Without this brief knowledge of Ms. Nightingale, I would know nothing about the nineteenth century in London. Plus, if I learned anything in English Literature in high school, it did not take up a permanent address in my brain. And this example is only a teeny piece of history that I don’t know. There’s so much more out there to learn. And so little time.

And, it’s not like I can avoid being reminded that my clock is ticking. The day after I read the Atlantic article, I was walking purposefully down Michigan Avenue when I heard a woman asking for volunteers to answer a survey. “A chance to earn thirty dollars,” she said.  Thirty dollars to me means seven peppermint mochas, so I slowed down and approached her. She smiled broadly, happy to snare someone, I think, and said, “I first have to ask you your age.”

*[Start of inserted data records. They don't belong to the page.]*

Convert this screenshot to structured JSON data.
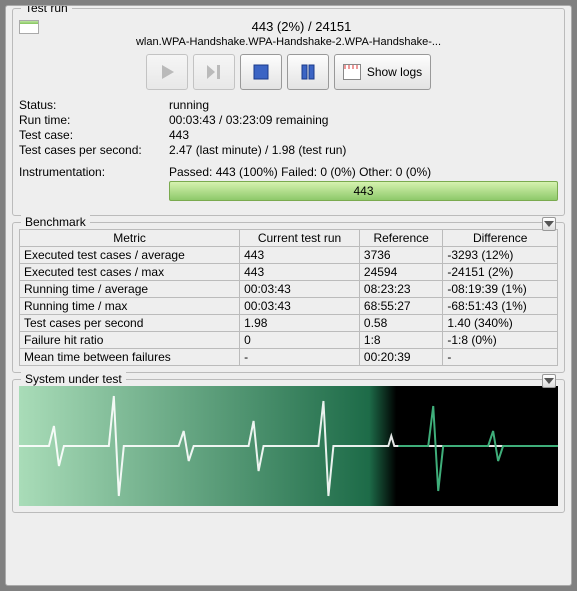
{
  "testrun": {
    "title": "Test run",
    "progress_text": "443 (2%)  /  24151",
    "testcase_path": "wlan.WPA-Handshake.WPA-Handshake-2.WPA-Handshake-...",
    "toolbar": {
      "show_logs": "Show logs"
    },
    "labels": {
      "status": "Status:",
      "runtime": "Run time:",
      "testcase": "Test case:",
      "tcps": "Test cases per second:",
      "instrumentation": "Instrumentation:"
    },
    "values": {
      "status": "running",
      "runtime": "00:03:43 / 03:23:09 remaining",
      "testcase": "443",
      "tcps": "2.47 (last minute) / 1.98 (test run)",
      "instrumentation": "Passed: 443 (100%) Failed: 0 (0%) Other: 0 (0%)",
      "instrumentation_bar": "443"
    }
  },
  "benchmark": {
    "title": "Benchmark",
    "headers": [
      "Metric",
      "Current test run",
      "Reference",
      "Difference"
    ],
    "rows": [
      [
        "Executed test cases / average",
        "443",
        "3736",
        "-3293 (12%)"
      ],
      [
        "Executed test cases / max",
        "443",
        "24594",
        "-24151 (2%)"
      ],
      [
        "Running time / average",
        "00:03:43",
        "08:23:23",
        "-08:19:39 (1%)"
      ],
      [
        "Running time / max",
        "00:03:43",
        "68:55:27",
        "-68:51:43 (1%)"
      ],
      [
        "Test cases per second",
        "1.98",
        "0.58",
        "1.40 (340%)"
      ],
      [
        "Failure hit ratio",
        "0",
        "1:8",
        "-1:8 (0%)"
      ],
      [
        "Mean time between failures",
        "-",
        "00:20:39",
        "-"
      ]
    ]
  },
  "sut": {
    "title": "System under test"
  }
}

“Seventy” I replied.

Her smile vanished. “I’m going to have to reject you. I’m not allowed to interview anyone over sixty-five.”

Seeing the sheet on her clipboard featuring bright labels from cans of food, I said, “Well, if your next question was going to be whether I am the grocery shopper in my family, I would have had to say no.”

“Why,” she asked, her face a question mark.

“My husband shops. And he cooks for me.”

In disbelief, she clutched her clipboard to her chest. “Really! I’m jealous.”

I laughed. “That’s okay. A lot of women have hated me for that for a long time.” So I walked on, minus thirty dollars.

But then, later that week, being seventy turned into an advantage. When I got my flu shot, my friendly pregnant pharmacist reminded me, that with my history of chronic pain, it would be wise to get a shingles shot.  At $219, I was not eager to get it, but she advised me to call my secondary insurance carrier. Lo and behold, another friendly gal told me that anyone in my household on our policy who was over sixty-five was eligible to have the shingles shot covered at 100 percent.

Do the math. I lost $30, but am getting $219 in a health service that should be a good preventative measure.  So it’s all good, life should balance out while starting old age and having only eleven years to go.  After all, my first decade of retirement was so rewarding—witnessing graduations and births of our grandchildren, moving to a city high-rise from suburbia, completing/publishing/promoting Caring Lessons, and more–that I’m hopeful this decade will continue to promise new and interesting things.

Next time, I’ll discuss the life lessons Ellen Cole has learned from her psychological research about aging, relating them to my life now. And, if you’re starting “old age” too, you can see how the findings relate to you!

1 As Miss Nightingale Said…, ed. M. Baly. (London: Scutari Press, 1991).